by Whitney Pitcher
Last weekend, President George W. Bush gave a rare interview with the Dallas Morning News in which he predicted that “compassionate conservatism” would make a comeback:
Asked what message he’s sending to the GOP, Bush reverted to broad descriptions of freedom. He steered clear of giving his party specifics on how to rebuild, but he said that he stands by “the principles that guided me when I was president.”
“These are principles that need to be articulated and defended as time goes on,” he said.
For Bush, “compassionate conservatism,” much derided by the party’s harder-edged tea party adherents, is still a powerful draw.
He predicted a renewed interest in the philosophy, which he described as “the idea that articulating and implementing conservative ideas leads to a better life for all.”
President Bush is wrong. This week has proven that compassionate conservatism isn’t poised for a comeback . It has always been with us, and it’s not found in big government programs like Medicare Part D, which Bush touts later in the interview. It is found in the American people.
Between the responses to the horrific bombing at the Boston marathon on Monday and the awful explosion at a fertilizer plant on Wednesday night, Americans have shown awe-inspiring true compassion—not because of big government, but because of big hearts.
So many stories of compassion have emerged from the Boston Marathon bombing. Carlos Arredondo, a Costa Rican immigrant who was handing out flags to spectators at the race helped the wounded injured by the blast and helped removed barricades so first responders could treat the injured. Physicians who were running the race stopped and helped the wounded. Some runners finished the race and kept running to the local hospitals to give blood.
Following the massive explosion last night in West, Texas, similar stories of compassion emerged. Some lost their lives in an ultimate display of compassion. An off-duty firefighter,who worked for the Dallas Fire Department, not even the West Fire Department, made the ultimate sacrifice in rushing to the scene to assist in fighting the blaze. Two West volunteers firefighters also gave their lives to save the lives of others. Hundreds of Texans donated blood, many waiting in lines that wrapped around the building, in nearby Waco to help the victims of the explosion.

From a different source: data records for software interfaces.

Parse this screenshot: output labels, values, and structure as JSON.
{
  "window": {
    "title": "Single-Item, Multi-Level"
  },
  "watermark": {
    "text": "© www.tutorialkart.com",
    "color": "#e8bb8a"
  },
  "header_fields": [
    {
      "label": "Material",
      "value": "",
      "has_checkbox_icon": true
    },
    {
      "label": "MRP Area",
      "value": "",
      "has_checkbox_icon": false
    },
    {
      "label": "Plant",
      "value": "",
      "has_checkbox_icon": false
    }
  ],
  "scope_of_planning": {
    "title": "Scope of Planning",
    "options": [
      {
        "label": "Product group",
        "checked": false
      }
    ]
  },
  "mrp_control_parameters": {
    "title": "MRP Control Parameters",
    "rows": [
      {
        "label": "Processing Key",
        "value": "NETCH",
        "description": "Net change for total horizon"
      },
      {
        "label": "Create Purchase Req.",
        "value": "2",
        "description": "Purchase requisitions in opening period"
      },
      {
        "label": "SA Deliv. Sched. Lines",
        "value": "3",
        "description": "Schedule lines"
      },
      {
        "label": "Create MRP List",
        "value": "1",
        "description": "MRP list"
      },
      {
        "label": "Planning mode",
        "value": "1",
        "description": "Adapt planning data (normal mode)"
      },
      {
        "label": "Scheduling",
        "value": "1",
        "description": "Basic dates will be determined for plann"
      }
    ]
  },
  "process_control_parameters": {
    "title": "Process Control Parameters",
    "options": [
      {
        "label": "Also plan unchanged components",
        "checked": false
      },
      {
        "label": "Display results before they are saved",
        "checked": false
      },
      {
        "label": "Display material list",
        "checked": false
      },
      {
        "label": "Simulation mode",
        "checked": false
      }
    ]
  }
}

Those are just a small cross section of the compassion seen in Americans just this week. Their response did not require a taxpayer funded government program, but simply a loving heart. As I wrote recently in post about Peter Schweizer’s expose on food stamps, by definition, compassion is not a product of policy:
The very etymology of the word “compassion” indicates that it cannot be provided by government. The word, compassion, really means to suffer with. How much can government empathize with the poor when their campaign accounts are being padded while their cronies’ profits rise? Additionally, government cannot be compassionate with other people’s money. American is known for being very generous. A study published last August noted that Americans gave over $214 billion to charity in 2008. “Red” states comprised the top eight states for charitable giving, while “blue” states made up the seven least charitable states. This is what compassion is–giving of one’s own money to help those in need. It isn’t using taxpayer dollars to perpetuate poverty while politicians’ cronies profit.
Perhaps it is better said as a paraphrase of the LL Cool J’s song, ” don’t call it a [compassionate conservative] comeback; it’s been here for years”. True “compassionate conservatism” (that deserves the term, not the supposed “compassionate conservatism” of President Bush) has been around for years. It is organic and not coerced through taxation. It is powerful. Voluntary generosity and a heartfelt desire to help those in need is as American as apple pie and baseball, and they don’t require a government agency to distribute.
Note: This post has been updated for clarification.